[Stored entries]

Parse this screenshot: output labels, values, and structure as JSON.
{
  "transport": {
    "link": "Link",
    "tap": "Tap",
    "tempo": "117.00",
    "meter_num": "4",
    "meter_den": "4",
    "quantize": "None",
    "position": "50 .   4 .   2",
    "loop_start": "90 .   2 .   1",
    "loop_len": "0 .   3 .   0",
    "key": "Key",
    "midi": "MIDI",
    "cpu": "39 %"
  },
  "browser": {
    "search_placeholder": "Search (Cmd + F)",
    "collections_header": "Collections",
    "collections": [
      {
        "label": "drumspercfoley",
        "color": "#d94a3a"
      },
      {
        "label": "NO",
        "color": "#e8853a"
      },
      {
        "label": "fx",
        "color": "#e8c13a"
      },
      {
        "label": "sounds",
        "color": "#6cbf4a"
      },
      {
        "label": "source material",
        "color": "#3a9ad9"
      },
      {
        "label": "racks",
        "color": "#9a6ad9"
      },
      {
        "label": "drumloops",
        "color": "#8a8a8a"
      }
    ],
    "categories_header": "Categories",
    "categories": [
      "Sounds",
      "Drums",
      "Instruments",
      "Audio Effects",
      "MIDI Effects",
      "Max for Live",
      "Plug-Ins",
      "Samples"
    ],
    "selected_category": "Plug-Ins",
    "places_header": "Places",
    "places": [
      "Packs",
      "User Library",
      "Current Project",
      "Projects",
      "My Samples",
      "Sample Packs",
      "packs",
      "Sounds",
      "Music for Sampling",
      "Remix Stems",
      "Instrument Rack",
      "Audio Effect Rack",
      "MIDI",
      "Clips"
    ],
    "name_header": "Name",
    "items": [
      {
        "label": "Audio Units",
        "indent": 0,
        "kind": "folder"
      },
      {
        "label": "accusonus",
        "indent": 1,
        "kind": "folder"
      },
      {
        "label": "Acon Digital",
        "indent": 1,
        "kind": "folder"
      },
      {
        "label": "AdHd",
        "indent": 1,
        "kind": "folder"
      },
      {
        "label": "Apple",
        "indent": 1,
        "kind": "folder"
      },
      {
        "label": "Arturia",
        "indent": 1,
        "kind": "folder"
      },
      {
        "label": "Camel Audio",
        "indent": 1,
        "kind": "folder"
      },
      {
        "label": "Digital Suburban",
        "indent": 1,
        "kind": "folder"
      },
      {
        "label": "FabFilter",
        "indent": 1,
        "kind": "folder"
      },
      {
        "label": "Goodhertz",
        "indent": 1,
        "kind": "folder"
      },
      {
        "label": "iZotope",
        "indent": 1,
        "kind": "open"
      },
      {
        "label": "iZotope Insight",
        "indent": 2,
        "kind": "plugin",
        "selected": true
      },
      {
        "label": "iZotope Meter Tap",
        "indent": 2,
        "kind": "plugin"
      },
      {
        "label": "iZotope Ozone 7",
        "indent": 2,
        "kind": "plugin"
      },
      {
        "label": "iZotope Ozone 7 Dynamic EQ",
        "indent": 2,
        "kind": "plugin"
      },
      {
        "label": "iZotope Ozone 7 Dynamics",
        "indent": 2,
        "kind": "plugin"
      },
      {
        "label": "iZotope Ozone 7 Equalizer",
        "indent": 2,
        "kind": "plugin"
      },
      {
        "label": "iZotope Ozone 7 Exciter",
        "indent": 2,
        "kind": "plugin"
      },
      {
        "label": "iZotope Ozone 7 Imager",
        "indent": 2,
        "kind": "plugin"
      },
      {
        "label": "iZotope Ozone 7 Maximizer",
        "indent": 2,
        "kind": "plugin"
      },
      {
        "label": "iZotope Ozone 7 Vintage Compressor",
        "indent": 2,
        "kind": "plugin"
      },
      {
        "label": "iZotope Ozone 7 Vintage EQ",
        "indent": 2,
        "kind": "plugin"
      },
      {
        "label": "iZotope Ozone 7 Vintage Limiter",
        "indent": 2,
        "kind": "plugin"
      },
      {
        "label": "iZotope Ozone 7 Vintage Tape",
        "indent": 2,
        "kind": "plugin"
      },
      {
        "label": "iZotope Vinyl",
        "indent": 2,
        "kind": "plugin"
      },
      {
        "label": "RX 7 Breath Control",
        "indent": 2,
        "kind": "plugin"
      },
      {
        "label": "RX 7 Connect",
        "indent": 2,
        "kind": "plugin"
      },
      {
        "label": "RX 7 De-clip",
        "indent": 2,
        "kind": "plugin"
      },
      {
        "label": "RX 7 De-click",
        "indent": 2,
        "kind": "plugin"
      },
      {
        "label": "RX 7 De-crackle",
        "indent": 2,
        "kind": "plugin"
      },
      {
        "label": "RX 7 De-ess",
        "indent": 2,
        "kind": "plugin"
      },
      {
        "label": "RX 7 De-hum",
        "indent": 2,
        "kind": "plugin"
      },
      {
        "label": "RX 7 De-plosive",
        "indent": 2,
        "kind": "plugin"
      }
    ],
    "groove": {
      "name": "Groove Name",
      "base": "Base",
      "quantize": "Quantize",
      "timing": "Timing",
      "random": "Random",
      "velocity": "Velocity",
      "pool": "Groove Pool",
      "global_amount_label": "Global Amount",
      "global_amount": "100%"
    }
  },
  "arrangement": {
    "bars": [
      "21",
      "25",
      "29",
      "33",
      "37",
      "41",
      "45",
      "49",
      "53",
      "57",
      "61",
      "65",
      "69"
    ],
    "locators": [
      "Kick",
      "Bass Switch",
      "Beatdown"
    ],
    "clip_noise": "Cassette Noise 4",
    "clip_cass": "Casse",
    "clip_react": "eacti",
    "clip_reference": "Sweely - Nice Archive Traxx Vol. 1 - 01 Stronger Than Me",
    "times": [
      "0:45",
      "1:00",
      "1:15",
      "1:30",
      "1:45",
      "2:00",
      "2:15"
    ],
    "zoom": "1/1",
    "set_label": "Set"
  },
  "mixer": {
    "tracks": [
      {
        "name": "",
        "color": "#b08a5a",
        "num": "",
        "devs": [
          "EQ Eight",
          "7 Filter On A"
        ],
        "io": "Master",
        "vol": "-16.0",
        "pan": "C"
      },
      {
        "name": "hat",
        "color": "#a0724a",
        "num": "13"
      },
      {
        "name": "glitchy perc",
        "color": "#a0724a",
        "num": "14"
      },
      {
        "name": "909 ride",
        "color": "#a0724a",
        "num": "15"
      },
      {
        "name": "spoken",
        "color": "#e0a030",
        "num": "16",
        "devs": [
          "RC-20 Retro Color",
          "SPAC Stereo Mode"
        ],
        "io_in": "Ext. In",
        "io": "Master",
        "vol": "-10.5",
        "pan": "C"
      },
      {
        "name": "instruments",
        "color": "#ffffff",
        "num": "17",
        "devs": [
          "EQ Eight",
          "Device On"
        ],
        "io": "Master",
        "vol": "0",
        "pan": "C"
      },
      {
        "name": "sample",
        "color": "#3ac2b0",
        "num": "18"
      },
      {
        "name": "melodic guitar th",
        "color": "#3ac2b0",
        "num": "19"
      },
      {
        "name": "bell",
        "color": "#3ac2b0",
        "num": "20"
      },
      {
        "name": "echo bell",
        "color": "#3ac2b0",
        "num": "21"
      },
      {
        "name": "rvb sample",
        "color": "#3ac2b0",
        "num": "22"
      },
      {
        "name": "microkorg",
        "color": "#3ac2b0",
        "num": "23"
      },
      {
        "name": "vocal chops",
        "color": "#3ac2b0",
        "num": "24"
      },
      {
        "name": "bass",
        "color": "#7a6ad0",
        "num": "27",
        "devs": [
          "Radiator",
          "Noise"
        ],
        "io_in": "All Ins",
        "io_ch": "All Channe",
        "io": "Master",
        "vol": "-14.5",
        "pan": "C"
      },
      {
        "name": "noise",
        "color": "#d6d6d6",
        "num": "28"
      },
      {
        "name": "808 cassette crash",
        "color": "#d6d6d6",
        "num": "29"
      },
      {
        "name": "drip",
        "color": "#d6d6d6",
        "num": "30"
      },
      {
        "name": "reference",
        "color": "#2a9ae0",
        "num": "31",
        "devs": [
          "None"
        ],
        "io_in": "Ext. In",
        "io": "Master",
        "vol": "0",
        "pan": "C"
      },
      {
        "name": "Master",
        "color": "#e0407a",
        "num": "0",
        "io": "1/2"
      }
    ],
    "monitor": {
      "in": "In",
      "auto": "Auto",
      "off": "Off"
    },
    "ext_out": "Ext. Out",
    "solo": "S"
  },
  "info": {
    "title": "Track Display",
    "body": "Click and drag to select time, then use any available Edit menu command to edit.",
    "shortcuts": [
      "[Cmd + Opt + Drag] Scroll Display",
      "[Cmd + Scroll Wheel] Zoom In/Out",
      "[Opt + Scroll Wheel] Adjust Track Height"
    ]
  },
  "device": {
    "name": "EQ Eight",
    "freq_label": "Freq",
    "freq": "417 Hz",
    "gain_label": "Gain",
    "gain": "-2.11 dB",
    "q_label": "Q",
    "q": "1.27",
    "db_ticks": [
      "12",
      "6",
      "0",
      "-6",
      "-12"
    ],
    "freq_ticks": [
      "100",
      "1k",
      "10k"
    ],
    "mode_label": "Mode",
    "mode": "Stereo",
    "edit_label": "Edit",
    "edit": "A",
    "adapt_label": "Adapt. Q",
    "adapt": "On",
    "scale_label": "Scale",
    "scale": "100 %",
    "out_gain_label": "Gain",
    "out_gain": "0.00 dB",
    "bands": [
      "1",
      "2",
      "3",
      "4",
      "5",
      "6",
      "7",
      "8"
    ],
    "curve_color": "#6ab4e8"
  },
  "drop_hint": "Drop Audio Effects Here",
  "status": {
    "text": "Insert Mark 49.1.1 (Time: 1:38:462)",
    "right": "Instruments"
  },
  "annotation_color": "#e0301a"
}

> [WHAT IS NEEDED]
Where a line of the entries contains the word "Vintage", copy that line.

> [RESULT OF THIS TASK]
        "label": "iZotope Ozone 7 Vintage Compressor",
        "label": "iZotope Ozone 7 Vintage EQ",
        "label": "iZotope Ozone 7 Vintage Limiter",
        "label": "iZotope Ozone 7 Vintage Tape",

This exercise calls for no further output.